“That’s why we’re so committed to bringing new climate technologies in the solar and hydrogen arena to the world and making them more accessible,” Kim told Bloomberg Media Studios.

Hanwha is already making hydrogen a bigger part of its own clean energy plans, investing in research to find cost-effective ways to produce green hydrogen at scale. The ultimate goal is a closed loop of clean energy production that will make hydrogen a truly green fuel source from the ground up. With its vast clean energy solar and wind resources, Hanwha is laying the groundwork for future green hydrogen production.

But until green hydrogen becomes a viable energy source, Hanwha is pursuing other innovations that can help businesses reduce carbon emissions in the more immediate term by transitioning existing infrastructure to use cleaner hydrogen. Major breakthroughs in hydrogen mixed gas turbine retrofitting technology, or H2GT, as well as hydrogen storage technology are putting the company ahead of the curve.

Building on its previous success retrofitting a gas turbine in the southern Netherlands, Hanwha Impact began work earlier this year to retrofit two gas turbines to burn a combination of gas and hydrogen—one in the U.S., and one in the Netherlands.

FlameSheets are a key component preventing flashback in hydrogen co-firing gas turbines.

FlameSheets, key components of hydrogen co-firing power generation plants
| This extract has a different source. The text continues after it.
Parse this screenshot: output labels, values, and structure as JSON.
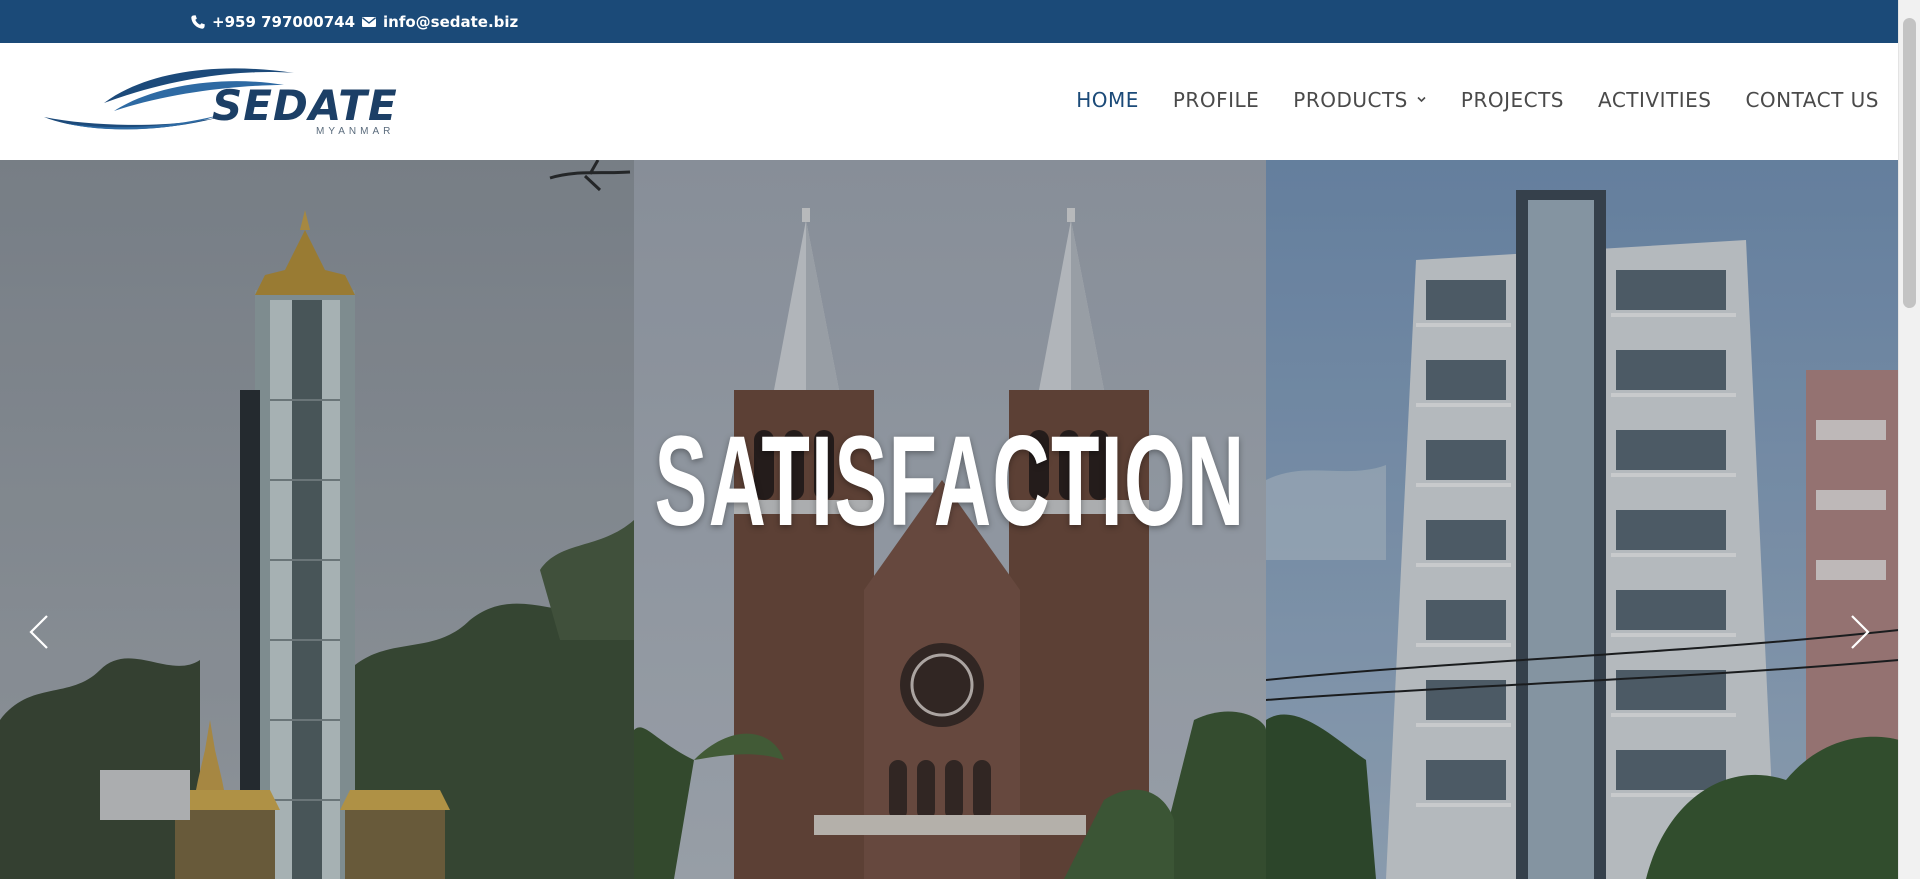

Working with Dutch subsidiary Thomassen Energy, Hanwha Impact will turn a 123-megawatt gas turbine in Rotterdam, Netherlands into a mixed combustion turbine that will burn over 30% hydrogen. Meanwhile, the company will also retool part of the Linden Generating Station in New Jersey with Power Systems Mfg. (PSM)—another of its subsidiaries—to burn a mixture of 40% hydrogen and 60% natural gas. These projects will allow Rotterdam and New Jersey to lower emissions and move closer to net zero.

In storage, Hanwha Cimarron is contributing its advanced hydrogen storage solutions to major U.S. projects. In June this year, it finalized a purchase order with global energy leader Shell to provide them with its flagship Neptune tanks, supporting Shell as it builds out its own hydrogen refueling infrastructure across California. Neptune tanks are renowned for their anti-buckling technology, allowing them to be fully emptied without buckling.

With those innovations, Hanwha is well-positioned as a partner that can help the COP and other organizations turn their policies from words to action, with real solutions to cut emissions and help fight climate change.

TClimate change is an opportunity for global change.

Hanwha and COP: Walking the Talk Together

Turning words into action lies at the core of any plan to combat climate change. With COP making it clear that actionable results are now the true currency of climate change mitigation, this year’s meeting could be a pivotal moment. As COP leaders gather in November to discuss policies and action plans for a sustainable way forward, Hanwha will steadfastly continue its work to innovate newer, better, cleaner energy solutions, offering the COP and other groups a partner that can help turn good policies into great solutions.